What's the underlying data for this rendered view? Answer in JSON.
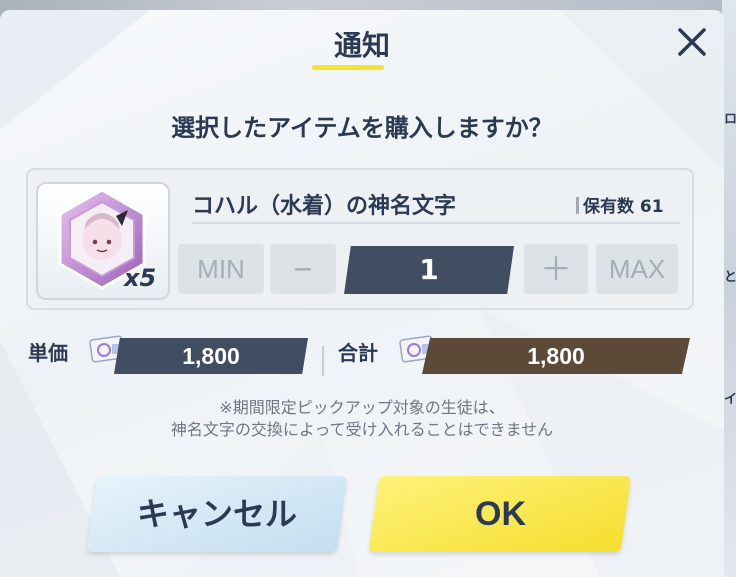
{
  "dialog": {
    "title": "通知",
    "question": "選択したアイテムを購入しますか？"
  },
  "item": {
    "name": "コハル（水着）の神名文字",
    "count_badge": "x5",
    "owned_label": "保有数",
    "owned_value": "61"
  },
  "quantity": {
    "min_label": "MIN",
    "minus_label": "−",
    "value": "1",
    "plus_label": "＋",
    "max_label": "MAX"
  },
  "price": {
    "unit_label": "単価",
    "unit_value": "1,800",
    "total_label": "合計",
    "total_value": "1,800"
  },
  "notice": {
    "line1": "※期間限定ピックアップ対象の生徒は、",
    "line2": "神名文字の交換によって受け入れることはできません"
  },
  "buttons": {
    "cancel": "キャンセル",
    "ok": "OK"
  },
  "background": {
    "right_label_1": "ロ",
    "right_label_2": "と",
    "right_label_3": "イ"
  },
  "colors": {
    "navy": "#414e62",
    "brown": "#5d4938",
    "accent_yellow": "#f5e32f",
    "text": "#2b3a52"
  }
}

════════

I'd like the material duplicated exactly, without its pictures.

What's the underlying data for this rendered view? Answer in JSON.
{
  "dialog": {
    "title": "通知",
    "question": "選択したアイテムを購入しますか？"
  },
  "item": {
    "name": "コハル（水着）の神名文字",
    "count_badge": "x5",
    "owned_label": "保有数",
    "owned_value": "61"
  },
  "quantity": {
    "min_label": "MIN",
    "minus_label": "−",
    "value": "1",
    "plus_label": "＋",
    "max_label": "MAX"
  },
  "price": {
    "unit_label": "単価",
    "unit_value": "1,800",
    "total_label": "合計",
    "total_value": "1,800"
  },
  "notice": {
    "line1": "※期間限定ピックアップ対象の生徒は、",
    "line2": "神名文字の交換によって受け入れることはできません"
  },
  "buttons": {
    "cancel": "キャンセル",
    "ok": "OK"
  },
  "background": {
    "right_label_1": "ロ",
    "right_label_2": "と",
    "right_label_3": "イ"
  },
  "colors": {
    "navy": "#414e62",
    "brown": "#5d4938",
    "accent_yellow": "#f5e32f",
    "text": "#2b3a52"
  }
}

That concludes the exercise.